The extreme versatility and popularity of Photoshop means that every designer is familiar with the idea of working with layers, to the point that it’s practically become a subconscious method of creating compositions. As Ellen Lupton and Jennifer Cole Phillips write in Graphic Design: The New Basics, “the image file becomes an archaeology of its own making, a stack of elements seen simultaneously in the main window, but represented as a vertical list in the layers palette.”17 Photoshop’s layers allow designers to organize visual information in a third dimension, with certain elements situated “above” or “below” others, while the finished “flat” Photoshop file takes on the appearance of a top-down view of a 3D structure or landscape. A map, in other words. Some elements are obscured or hidden by others, while the interaction between different layers through opacity and blending modes creates the potential for more nuanced and rearrangeable design. As Lupton and Phillips write, “Layers allow the designer to treat the image as a collection of assets, a database of possibilities.”18

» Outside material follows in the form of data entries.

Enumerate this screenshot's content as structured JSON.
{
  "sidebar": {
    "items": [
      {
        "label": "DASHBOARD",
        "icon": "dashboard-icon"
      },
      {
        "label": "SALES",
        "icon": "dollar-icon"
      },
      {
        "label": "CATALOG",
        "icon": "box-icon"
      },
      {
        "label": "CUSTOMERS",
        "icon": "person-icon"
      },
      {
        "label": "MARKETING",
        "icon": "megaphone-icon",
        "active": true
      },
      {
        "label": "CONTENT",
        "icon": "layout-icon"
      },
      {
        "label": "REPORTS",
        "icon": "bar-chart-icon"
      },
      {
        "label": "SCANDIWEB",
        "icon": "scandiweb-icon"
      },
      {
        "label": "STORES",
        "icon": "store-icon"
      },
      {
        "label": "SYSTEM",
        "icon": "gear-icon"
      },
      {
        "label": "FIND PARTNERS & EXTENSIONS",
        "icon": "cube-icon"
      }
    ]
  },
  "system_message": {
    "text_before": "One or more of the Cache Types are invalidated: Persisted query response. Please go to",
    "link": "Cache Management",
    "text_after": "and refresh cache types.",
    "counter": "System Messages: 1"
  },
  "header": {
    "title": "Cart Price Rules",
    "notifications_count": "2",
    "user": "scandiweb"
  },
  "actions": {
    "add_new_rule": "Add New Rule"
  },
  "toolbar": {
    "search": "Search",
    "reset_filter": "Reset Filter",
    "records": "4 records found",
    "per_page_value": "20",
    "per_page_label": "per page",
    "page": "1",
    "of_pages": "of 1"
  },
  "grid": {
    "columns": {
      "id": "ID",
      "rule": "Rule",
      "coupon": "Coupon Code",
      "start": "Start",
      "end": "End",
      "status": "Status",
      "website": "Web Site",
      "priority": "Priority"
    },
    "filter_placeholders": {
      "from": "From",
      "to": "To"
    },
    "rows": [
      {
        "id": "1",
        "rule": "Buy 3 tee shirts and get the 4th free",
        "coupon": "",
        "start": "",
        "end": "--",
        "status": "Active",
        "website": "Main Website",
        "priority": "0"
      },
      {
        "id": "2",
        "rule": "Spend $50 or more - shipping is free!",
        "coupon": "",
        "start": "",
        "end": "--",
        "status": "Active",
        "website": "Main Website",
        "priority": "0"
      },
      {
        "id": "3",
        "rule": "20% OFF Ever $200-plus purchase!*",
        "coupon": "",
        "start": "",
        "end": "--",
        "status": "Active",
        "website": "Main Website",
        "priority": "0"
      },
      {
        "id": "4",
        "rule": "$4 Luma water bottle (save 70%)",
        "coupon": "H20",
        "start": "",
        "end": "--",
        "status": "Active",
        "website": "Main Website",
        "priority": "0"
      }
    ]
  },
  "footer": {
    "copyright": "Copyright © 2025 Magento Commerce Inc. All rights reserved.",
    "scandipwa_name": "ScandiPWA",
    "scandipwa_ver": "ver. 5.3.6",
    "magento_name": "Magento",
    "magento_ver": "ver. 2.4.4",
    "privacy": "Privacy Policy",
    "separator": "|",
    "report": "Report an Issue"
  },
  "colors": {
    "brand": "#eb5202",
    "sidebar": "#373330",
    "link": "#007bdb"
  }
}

Layering in design goes beyond just its usage in software – the principles of semiotics mean that designers are “layering” symbols on top of ideas, allowing those symbols to stand in for, or signify, those concepts. Designers also layer their own interpretations on top of clients’ expectations, based on experience, education, personality, and so on. The layering of “client” and “designer” is mirrored by the layering of message and form, or of a compositional foundation being covered by a textural patina. All of these layers add nuance and detail, building up over time, interacting, telling a story. What happens between one layer and the next?
1. Graham D. Burnett & Jonathan D. Solomon. “Masters of the Universe.” Models. Eds. Emily Abruzzo, Eric Ellingsen & Jonathan D. Solomon. 306090 Books, volume 11. January 2008.
2. Jean Baudrillard. Simulacra and Simulation. Ann Arbor: University of Michigan Press, 1995.
3. Olafur Eliasson. “Models are Real.” Models. Eds. Emily Abruzzo, Eric Ellingsen & Jonathan D. Solomon. 306090 Books, volume 11. January 2008.
5. Henry Jenkins. “Narrative Spaces.” Space Time Play – Computer Games, Architecture and Urbanism: The Next Level. Eds. Von Borries, Walz & Böttger. Birkhäuser, Basel: 2007.
6. Ibid. 7. Borden D. Dent. Cartography: Thematic Map Design. William C. Brown Publishers, Dubuque: 1998.
12. Owen Hatherley. Militant Modernism. Zero Books, Hampshire: 2010.
13. Charles Waldheim and Marili Santos-Munne. “Decamping Detroit.” Stalking Detroit. Eds. Georgia Daskalakis, Charles Waldheim & Jason Young. Actar, Barcelona: 2001.
14. Rob Young. Electic Eden: Unearthing Britain's Visionary Music. Faber and Faber, London: 2010.
15. Borden D. Dent. Cartography: Thematic Map Design. William C. Brown Publishers, Dubuque: 1998.
17. Ellen Lupton & Jennifer Cole Phillips. Graphic Design: The New Basics. Princeton Architectural Press, New York: 2008.